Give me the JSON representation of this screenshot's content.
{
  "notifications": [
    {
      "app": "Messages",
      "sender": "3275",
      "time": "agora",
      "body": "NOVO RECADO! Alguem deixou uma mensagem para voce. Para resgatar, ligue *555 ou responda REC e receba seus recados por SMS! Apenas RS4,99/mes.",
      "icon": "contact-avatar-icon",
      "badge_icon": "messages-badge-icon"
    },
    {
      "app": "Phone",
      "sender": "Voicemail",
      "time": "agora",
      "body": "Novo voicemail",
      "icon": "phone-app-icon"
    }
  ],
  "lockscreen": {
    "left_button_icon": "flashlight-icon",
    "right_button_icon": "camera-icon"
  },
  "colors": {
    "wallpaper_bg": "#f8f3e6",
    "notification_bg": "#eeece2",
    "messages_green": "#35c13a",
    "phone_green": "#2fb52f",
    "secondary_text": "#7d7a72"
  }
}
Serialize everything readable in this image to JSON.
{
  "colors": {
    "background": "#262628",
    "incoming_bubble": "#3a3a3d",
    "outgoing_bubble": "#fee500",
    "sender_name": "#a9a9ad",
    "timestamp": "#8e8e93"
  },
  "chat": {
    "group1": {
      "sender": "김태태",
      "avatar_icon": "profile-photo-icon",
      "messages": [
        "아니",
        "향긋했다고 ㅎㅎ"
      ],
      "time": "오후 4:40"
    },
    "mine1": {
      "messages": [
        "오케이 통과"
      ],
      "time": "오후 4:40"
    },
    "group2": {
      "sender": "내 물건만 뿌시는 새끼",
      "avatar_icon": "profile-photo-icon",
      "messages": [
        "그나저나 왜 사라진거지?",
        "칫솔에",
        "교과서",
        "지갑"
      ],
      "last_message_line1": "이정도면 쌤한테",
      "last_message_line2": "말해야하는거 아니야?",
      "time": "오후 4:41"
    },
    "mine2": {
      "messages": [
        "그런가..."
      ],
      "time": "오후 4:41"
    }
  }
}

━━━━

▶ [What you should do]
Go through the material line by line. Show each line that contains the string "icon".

▶ [Expected answer]
      "icon": "contact-avatar-icon",
      "badge_icon": "messages-badge-icon"
      "icon": "phone-app-icon"
    "left_button_icon": "flashlight-icon",
    "right_button_icon": "camera-icon"
      "avatar_icon": "profile-photo-icon",
      "avatar_icon": "profile-photo-icon",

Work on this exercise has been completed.